The University offers certain programs, such as Longhorn Welcome Week, in order to give transfer students an opportunity to meet one another. But that isn’t enough. Transfer students should have specific resources throughout their first semesters to ask questions, meet new people and feel at home. There is currently only one organization on campus dedicated to this work, called Texas Transfer Students.

Created over the summer by and for transfer students, Texas Transfer Students aims to establish weekly social events as well as academic advising, specifically for transfer students who reach out to their organization. The group hopes to smooth the transition for these students, instead of making them fend for themselves. Unfortunately, the organization is currently self-funded, relying on a GoFundMe page to raise money. 

The quickest and most useful way for the Student Government to aid transfer students, as well as represent their needs, is to grant funding to this organization.
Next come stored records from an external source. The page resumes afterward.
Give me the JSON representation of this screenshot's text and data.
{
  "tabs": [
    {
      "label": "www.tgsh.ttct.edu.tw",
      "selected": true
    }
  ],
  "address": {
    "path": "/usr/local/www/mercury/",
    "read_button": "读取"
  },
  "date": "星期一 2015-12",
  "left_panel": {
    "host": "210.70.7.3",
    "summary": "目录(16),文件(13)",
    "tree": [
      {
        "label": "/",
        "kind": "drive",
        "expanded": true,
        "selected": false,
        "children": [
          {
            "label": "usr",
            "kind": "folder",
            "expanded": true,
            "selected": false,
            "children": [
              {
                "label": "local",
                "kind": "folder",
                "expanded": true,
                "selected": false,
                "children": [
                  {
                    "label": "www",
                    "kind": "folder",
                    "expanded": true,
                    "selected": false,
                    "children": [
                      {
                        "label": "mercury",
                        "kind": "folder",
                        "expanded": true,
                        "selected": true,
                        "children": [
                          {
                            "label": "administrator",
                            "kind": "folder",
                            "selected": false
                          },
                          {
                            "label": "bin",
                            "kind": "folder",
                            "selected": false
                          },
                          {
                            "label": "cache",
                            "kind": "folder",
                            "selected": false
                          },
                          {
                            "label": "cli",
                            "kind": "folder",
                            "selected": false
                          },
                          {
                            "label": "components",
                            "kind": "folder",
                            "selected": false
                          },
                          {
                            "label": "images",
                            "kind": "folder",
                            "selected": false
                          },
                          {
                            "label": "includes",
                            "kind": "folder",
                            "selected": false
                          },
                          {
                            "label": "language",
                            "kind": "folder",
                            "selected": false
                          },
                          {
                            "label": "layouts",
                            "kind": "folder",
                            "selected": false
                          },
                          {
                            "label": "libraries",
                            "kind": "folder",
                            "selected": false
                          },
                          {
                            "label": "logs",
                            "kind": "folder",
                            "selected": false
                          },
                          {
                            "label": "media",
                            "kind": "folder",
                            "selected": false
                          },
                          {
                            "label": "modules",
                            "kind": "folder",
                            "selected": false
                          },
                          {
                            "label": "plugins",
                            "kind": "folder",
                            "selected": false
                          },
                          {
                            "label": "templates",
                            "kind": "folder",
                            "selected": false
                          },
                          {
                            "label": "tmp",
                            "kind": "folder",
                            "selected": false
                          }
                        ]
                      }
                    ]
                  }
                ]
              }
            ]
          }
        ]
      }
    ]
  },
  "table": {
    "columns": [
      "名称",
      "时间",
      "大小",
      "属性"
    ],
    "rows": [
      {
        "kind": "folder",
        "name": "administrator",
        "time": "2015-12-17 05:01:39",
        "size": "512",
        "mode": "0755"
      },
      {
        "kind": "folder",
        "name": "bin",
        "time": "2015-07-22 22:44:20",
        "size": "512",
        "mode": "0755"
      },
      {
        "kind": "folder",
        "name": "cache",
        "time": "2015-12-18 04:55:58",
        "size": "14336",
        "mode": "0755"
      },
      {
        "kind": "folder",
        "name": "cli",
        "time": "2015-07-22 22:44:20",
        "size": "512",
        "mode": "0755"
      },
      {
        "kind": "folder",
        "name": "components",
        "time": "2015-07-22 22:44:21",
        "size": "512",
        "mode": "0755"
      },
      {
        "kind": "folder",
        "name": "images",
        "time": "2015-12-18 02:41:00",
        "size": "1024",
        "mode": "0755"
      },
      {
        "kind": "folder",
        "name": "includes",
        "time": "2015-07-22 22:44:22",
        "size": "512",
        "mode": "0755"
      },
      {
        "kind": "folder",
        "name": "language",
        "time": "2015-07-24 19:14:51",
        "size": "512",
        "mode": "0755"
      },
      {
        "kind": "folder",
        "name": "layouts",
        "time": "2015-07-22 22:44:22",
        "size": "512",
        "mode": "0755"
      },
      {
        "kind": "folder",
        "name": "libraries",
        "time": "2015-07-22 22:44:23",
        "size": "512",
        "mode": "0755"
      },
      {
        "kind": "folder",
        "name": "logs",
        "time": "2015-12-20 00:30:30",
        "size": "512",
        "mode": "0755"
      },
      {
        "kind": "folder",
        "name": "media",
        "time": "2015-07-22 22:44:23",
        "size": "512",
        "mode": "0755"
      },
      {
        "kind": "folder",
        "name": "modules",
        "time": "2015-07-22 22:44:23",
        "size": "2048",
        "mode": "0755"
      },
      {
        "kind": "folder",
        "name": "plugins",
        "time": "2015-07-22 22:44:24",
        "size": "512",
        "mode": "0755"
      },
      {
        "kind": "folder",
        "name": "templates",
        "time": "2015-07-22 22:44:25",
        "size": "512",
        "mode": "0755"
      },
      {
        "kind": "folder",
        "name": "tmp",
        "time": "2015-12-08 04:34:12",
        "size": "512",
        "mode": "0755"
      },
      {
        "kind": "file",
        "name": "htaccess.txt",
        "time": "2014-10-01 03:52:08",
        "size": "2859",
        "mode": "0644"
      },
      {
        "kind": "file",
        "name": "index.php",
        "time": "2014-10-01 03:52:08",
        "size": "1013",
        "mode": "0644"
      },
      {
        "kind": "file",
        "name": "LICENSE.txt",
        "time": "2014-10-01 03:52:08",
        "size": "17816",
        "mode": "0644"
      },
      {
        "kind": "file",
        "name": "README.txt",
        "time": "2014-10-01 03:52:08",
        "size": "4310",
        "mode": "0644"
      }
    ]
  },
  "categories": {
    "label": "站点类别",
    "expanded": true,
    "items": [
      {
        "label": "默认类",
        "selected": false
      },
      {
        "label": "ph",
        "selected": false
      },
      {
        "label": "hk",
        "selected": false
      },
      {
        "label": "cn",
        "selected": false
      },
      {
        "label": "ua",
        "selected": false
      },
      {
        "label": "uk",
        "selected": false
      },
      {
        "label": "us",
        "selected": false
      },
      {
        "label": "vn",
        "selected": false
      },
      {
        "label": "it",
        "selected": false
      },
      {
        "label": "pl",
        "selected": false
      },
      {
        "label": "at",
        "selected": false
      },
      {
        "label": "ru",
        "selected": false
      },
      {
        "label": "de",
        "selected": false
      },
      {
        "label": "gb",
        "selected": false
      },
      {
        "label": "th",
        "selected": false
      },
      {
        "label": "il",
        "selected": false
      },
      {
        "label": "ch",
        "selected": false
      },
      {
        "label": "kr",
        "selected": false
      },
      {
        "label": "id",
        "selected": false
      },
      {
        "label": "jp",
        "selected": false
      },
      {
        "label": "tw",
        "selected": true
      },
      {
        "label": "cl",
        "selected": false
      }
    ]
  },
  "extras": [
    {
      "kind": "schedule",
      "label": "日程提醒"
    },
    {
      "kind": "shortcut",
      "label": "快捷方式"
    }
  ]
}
The group dedicated to helping students feel less alone shouldn’t have to be alone in the process. There are a variety of reasons a student might be transferring to UT — coming from a two-year institution, looking for a new, more pleasant experience or maybe were unable to get into UT from high school. Whatever the reason, these students are looking to be a part of a wonderful yet vast community. The University should show them that they want them here as well.

Hamze is an international relations and global studies junior from Austin. He is an associate editor. Follow him on Twitter @adamhamz.